President Maithripala Sirisena on Sunday pleaded for more time to bring about reconciliation and ensure accountability seven years after Sri Lanka’s ethnic war that claimed over 100,000 lives.

Sirisena said he urged United Nations Secretary-General Ban Ki-moon during talks on Thursday to be patient with his administration which came to power in January last year on a promise of lasting peace and ethnic unity.

"I told him not to be in a hurry.

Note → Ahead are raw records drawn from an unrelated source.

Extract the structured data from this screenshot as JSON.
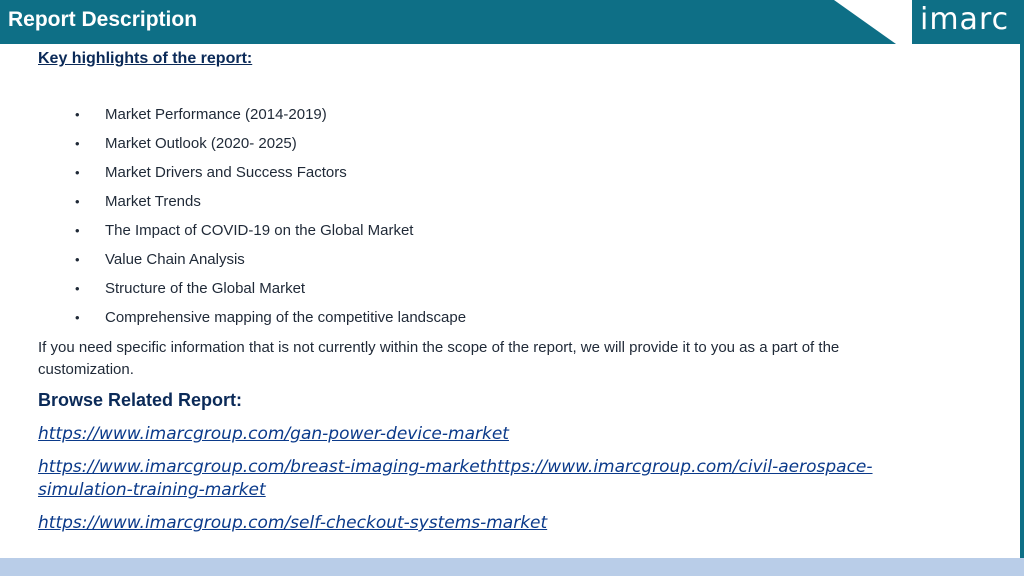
{
  "header": {
    "title": "Report Description",
    "logo": "imarc"
  },
  "colors": {
    "header": "#0e6f86",
    "heading": "#0b2a58",
    "link": "#0b3a8a",
    "bottom_band": "#b9cde8"
  },
  "key_highlights": {
    "heading": "Key highlights of the report:",
    "bullet": "•",
    "items": [
      "Market Performance (2014-2019)",
      "Market Outlook (2020- 2025)",
      "Market Drivers and Success Factors",
      "Market Trends",
      "The Impact of COVID-19 on the Global Market",
      "Value Chain Analysis",
      "Structure of the Global Market",
      "Comprehensive mapping of the competitive landscape"
    ]
  },
  "note": "If you need specific information that is not currently within the scope of the report, we will provide it to you as a part of the customization.",
  "related": {
    "heading": "Browse Related Report:",
    "links": [
      "https://www.imarcgroup.com/gan-power-device-market",
      "https://www.imarcgroup.com/breast-imaging-markethttps://www.imarcgroup.com/civil-aerospace-simulation-training-market",
      "https://www.imarcgroup.com/self-checkout-systems-market"
    ]
  }
}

Be patient, give me some more time to rebuild my country," he said. "The Secretary-General had a smile on his face and told me: ‘You continue your work.’" 

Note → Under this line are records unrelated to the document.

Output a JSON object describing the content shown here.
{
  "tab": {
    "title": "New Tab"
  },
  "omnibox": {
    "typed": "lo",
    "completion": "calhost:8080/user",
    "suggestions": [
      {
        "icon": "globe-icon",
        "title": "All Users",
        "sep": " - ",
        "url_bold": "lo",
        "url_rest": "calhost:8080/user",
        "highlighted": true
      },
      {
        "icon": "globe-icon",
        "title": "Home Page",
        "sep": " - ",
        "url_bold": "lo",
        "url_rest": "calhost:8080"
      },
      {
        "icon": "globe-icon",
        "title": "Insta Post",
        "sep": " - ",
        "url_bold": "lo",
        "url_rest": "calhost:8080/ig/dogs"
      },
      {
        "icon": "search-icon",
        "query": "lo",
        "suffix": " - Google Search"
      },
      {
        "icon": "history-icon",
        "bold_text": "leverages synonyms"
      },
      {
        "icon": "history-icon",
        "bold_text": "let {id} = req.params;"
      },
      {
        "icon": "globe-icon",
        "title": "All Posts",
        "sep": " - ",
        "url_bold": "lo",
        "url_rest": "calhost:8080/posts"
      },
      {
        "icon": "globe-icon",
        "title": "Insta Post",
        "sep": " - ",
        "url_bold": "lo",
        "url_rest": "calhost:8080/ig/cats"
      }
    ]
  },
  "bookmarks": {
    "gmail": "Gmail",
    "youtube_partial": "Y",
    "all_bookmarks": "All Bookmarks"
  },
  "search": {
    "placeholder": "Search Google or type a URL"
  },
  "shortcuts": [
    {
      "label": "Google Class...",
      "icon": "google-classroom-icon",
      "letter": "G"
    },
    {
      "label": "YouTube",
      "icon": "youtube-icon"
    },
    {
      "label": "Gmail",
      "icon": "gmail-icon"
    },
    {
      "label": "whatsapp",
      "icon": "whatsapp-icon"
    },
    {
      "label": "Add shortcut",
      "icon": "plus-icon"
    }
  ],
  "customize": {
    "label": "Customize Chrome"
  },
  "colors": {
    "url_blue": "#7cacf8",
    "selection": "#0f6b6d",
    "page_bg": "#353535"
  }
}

Speaking at the 65th anniversary celebrations of his Sri Lanka Freedom Party in the north-western town of Kurunegala, Sirisena said he has managed to end the country’s international pariah status since coming to power in January last year.

Sri Lanka had faced international censure after his predecessor Mahinda Rajapakse insisted that not a single civilian was killed by troops under his command.

Rajapakse also refused to investigate allegations that up to 40,000 minority Tamil civilians perished in the final stages of the war in 2009. More than 100,000 people were killed in the conflict between 1972 and 2009.

Earlier this year, Sirisena pledged to provide state land to those affected by the war and unable to go back to their own homes which were either destroyed in the war or are still occupied by the military.

In a public lecture in Colombo on Friday, Ban welcomed what he called symbolic steps taken by Sirisena’s administration to ensure reconciliation but called for more momentum to ensure lasting peace.

"I also urge you to speed up the return of (Tamil) land so that the remaining communities of displaced people can return home," Ban said.

"In parallel, the size of the military force in the (former war zones of) North and East could be reduced, helping to build trust and reduce tensions."

He also pressed for accountability for the "tens of thousands of civilians" who perished in the final months of the war in 2009, a figure disputed by the former government.

"There is still much work to be done in order to redress the wrongs of the past," he added.